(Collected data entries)
>>>>>

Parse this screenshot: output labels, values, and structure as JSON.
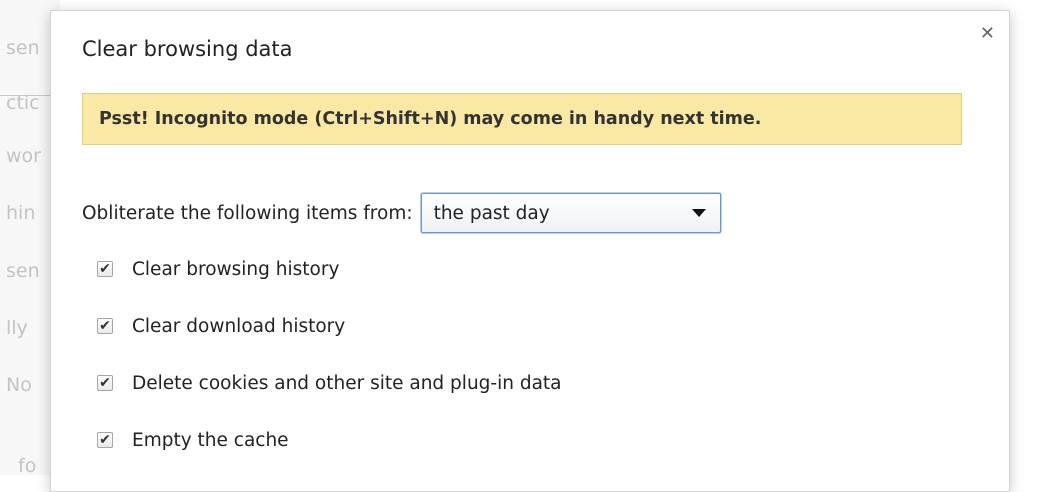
{
  "background": {
    "fragments": [
      "sen",
      "ctic",
      "wor",
      "hin",
      "sen",
      "lly",
      "No",
      "fo"
    ]
  },
  "dialog": {
    "title": "Clear browsing data",
    "close_icon": "close-icon",
    "banner": "Psst! Incognito mode (Ctrl+Shift+N) may come in handy next time.",
    "range": {
      "label": "Obliterate the following items from:",
      "selected": "the past day"
    },
    "options": [
      {
        "label": "Clear browsing history",
        "checked": true
      },
      {
        "label": "Clear download history",
        "checked": true
      },
      {
        "label": "Delete cookies and other site and plug-in data",
        "checked": true
      },
      {
        "label": "Empty the cache",
        "checked": true
      }
    ]
  },
  "colors": {
    "banner_bg": "#f9e9a5",
    "select_border": "#6f97c9"
  }
}
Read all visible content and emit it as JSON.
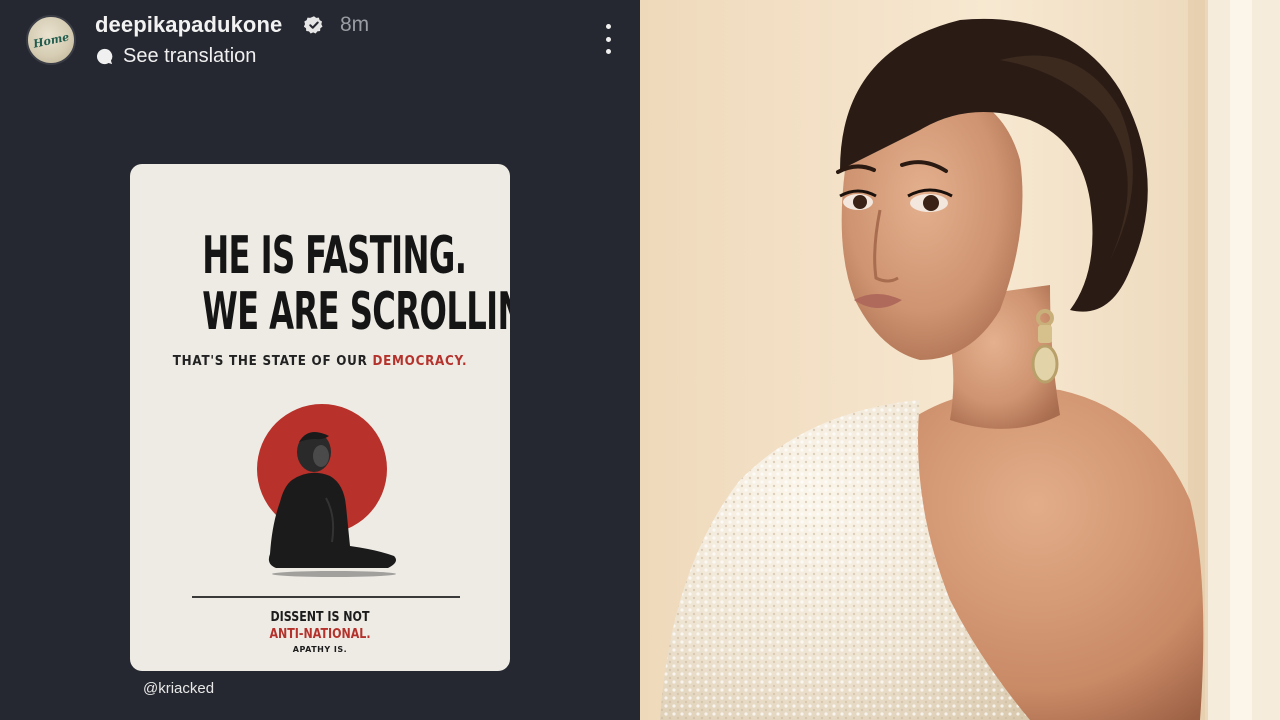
{
  "story": {
    "username": "deepikapadukone",
    "time_ago": "8m",
    "avatar_text": "Home",
    "translate_label": "See translation",
    "credit": "@kriacked"
  },
  "poster": {
    "headline_line1": "HE IS FASTING.",
    "headline_line2": "WE ARE SCROLLING.",
    "subline_prefix": "THAT'S THE STATE OF OUR",
    "subline_highlight": "DEMOCRACY.",
    "footer_line1": "DISSENT IS NOT",
    "footer_line2": "ANTI-NATIONAL.",
    "footer_line3": "APATHY IS.",
    "accent_color": "#b5322c"
  },
  "icons": {
    "verified": "verified-badge-icon",
    "menu": "more-options-icon",
    "translate": "speech-bubble-icon"
  }
}
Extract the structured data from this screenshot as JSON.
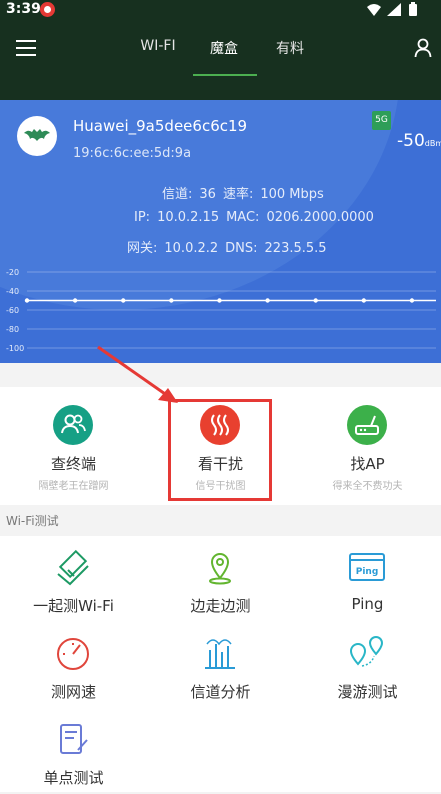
{
  "status_bar": {
    "time": "3:39",
    "icons": [
      "notification-icon",
      "wifi-icon",
      "signal-icon",
      "battery-icon"
    ]
  },
  "app_bar": {
    "tabs": [
      {
        "label": "WI-FI",
        "active": false
      },
      {
        "label": "魔盒",
        "active": true
      },
      {
        "label": "有料",
        "active": false
      }
    ],
    "accent": "#4caf50",
    "background": "#17301f"
  },
  "network": {
    "ssid": "Huawei_9a5dee6c6c19",
    "bssid": "19:6c:6c:ee:5d:9a",
    "band": "5G",
    "rssi": "-50",
    "rssi_unit": "dBm",
    "channel_label": "信道:",
    "channel": "36",
    "rate_label": "速率:",
    "rate": "100 Mbps",
    "ip_label": "IP:",
    "ip": "10.0.2.15",
    "mac_label": "MAC:",
    "mac": "0206.2000.0000",
    "gateway_label": "网关:",
    "gateway": "10.0.2.2",
    "dns_label": "DNS:",
    "dns": "223.5.5.5",
    "card_color": "#3d6fd6"
  },
  "chart_data": {
    "type": "line",
    "ylim": [
      -100,
      -20
    ],
    "y_ticks": [
      "-20",
      "-40",
      "-60",
      "-80",
      "-100"
    ],
    "series": [
      {
        "values": [
          -50,
          -50,
          -50,
          -50,
          -50,
          -50,
          -50,
          -50,
          -50,
          -50,
          -50,
          -50,
          -50,
          -50,
          -50,
          -50,
          -50,
          -50
        ]
      }
    ],
    "grid": true
  },
  "tools": [
    {
      "label": "查终端",
      "sub": "隔壁老王在蹭网",
      "icon": "users-icon",
      "color": "#16a085"
    },
    {
      "label": "看干扰",
      "sub": "信号干扰图",
      "icon": "interference-icon",
      "color": "#e8402f"
    },
    {
      "label": "找AP",
      "sub": "得来全不费功夫",
      "icon": "router-icon",
      "color": "#3cb04a"
    }
  ],
  "section_title": "Wi-Fi测试",
  "tests": [
    {
      "label": "一起测Wi-Fi",
      "icon": "handshake-icon"
    },
    {
      "label": "边走边测",
      "icon": "location-pin-icon"
    },
    {
      "label": "Ping",
      "icon": "ping-window-icon",
      "icon_text": "Ping"
    },
    {
      "label": "测网速",
      "icon": "speedometer-icon"
    },
    {
      "label": "信道分析",
      "icon": "bar-chart-icon"
    },
    {
      "label": "漫游测试",
      "icon": "roaming-pins-icon"
    },
    {
      "label": "单点测试",
      "icon": "document-edit-icon"
    }
  ],
  "annotation_color": "#e53935"
}
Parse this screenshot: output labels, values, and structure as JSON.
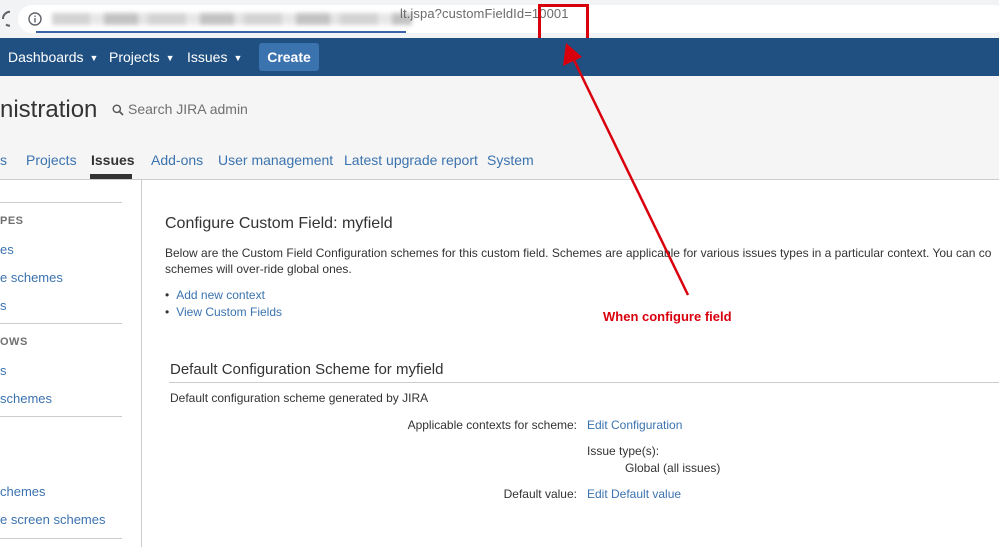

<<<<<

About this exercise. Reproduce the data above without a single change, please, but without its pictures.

Result for this task.
Parse this screenshot: output labels, values, and structure as JSON.
{
  "background": {
    "fragments": [
      "sen",
      "ctic",
      "wor",
      "hin",
      "sen",
      "lly",
      "No",
      "fo"
    ]
  },
  "dialog": {
    "title": "Clear browsing data",
    "close_icon": "close-icon",
    "banner": "Psst! Incognito mode (Ctrl+Shift+N) may come in handy next time.",
    "range": {
      "label": "Obliterate the following items from:",
      "selected": "the past day"
    },
    "options": [
      {
        "label": "Clear browsing history",
        "checked": true
      },
      {
        "label": "Clear download history",
        "checked": true
      },
      {
        "label": "Delete cookies and other site and plug-in data",
        "checked": true
      },
      {
        "label": "Empty the cache",
        "checked": true
      }
    ]
  },
  "colors": {
    "banner_bg": "#f9e9a5",
    "select_border": "#6f97c9"
  }
}
Read all visible content and emit it as JSON.
{
  "story": {
    "username": "deepikapadukone",
    "time_ago": "8m",
    "avatar_text": "Home",
    "translate_label": "See translation",
    "credit": "@kriacked"
  },
  "poster": {
    "headline_line1": "HE IS FASTING.",
    "headline_line2": "WE ARE SCROLLING.",
    "subline_prefix": "THAT'S THE STATE OF OUR",
    "subline_highlight": "DEMOCRACY.",
    "footer_line1": "DISSENT IS NOT",
    "footer_line2": "ANTI-NATIONAL.",
    "footer_line3": "APATHY IS.",
    "accent_color": "#b5322c"
  },
  "icons": {
    "verified": "verified-badge-icon",
    "menu": "more-options-icon",
    "translate": "speech-bubble-icon"
  }
}
Extract the structured data from this screenshot as JSON.
{
  "status_bar": {
    "time": "3:39",
    "icons": [
      "notification-icon",
      "wifi-icon",
      "signal-icon",
      "battery-icon"
    ]
  },
  "app_bar": {
    "tabs": [
      {
        "label": "WI-FI",
        "active": false
      },
      {
        "label": "魔盒",
        "active": true
      },
      {
        "label": "有料",
        "active": false
      }
    ],
    "accent": "#4caf50",
    "background": "#17301f"
  },
  "network": {
    "ssid": "Huawei_9a5dee6c6c19",
    "bssid": "19:6c:6c:ee:5d:9a",
    "band": "5G",
    "rssi": "-50",
    "rssi_unit": "dBm",
    "channel_label": "信道:",
    "channel": "36",
    "rate_label": "速率:",
    "rate": "100 Mbps",
    "ip_label": "IP:",
    "ip": "10.0.2.15",
    "mac_label": "MAC:",
    "mac": "0206.2000.0000",
    "gateway_label": "网关:",
    "gateway": "10.0.2.2",
    "dns_label": "DNS:",
    "dns": "223.5.5.5",
    "card_color": "#3d6fd6"
  },
  "chart_data": {
    "type": "line",
    "ylim": [
      -100,
      -20
    ],
    "y_ticks": [
      "-20",
      "-40",
      "-60",
      "-80",
      "-100"
    ],
    "series": [
      {
        "values": [
          -50,
          -50,
          -50,
          -50,
          -50,
          -50,
          -50,
          -50,
          -50,
          -50,
          -50,
          -50,
          -50,
          -50,
          -50,
          -50,
          -50,
          -50
        ]
      }
    ],
    "grid": true
  },
  "tools": [
    {
      "label": "查终端",
      "sub": "隔壁老王在蹭网",
      "icon": "users-icon",
      "color": "#16a085"
    },
    {
      "label": "看干扰",
      "sub": "信号干扰图",
      "icon": "interference-icon",
      "color": "#e8402f"
    },
    {
      "label": "找AP",
      "sub": "得来全不费功夫",
      "icon": "router-icon",
      "color": "#3cb04a"
    }
  ],
  "section_title": "Wi-Fi测试",
  "tests": [
    {
      "label": "一起测Wi-Fi",
      "icon": "handshake-icon"
    },
    {
      "label": "边走边测",
      "icon": "location-pin-icon"
    },
    {
      "label": "Ping",
      "icon": "ping-window-icon",
      "icon_text": "Ping"
    },
    {
      "label": "测网速",
      "icon": "speedometer-icon"
    },
    {
      "label": "信道分析",
      "icon": "bar-chart-icon"
    },
    {
      "label": "漫游测试",
      "icon": "roaming-pins-icon"
    },
    {
      "label": "单点测试",
      "icon": "document-edit-icon"
    }
  ],
  "annotation_color": "#e53935"
}
Parse this screenshot: output labels, values, and structure as JSON.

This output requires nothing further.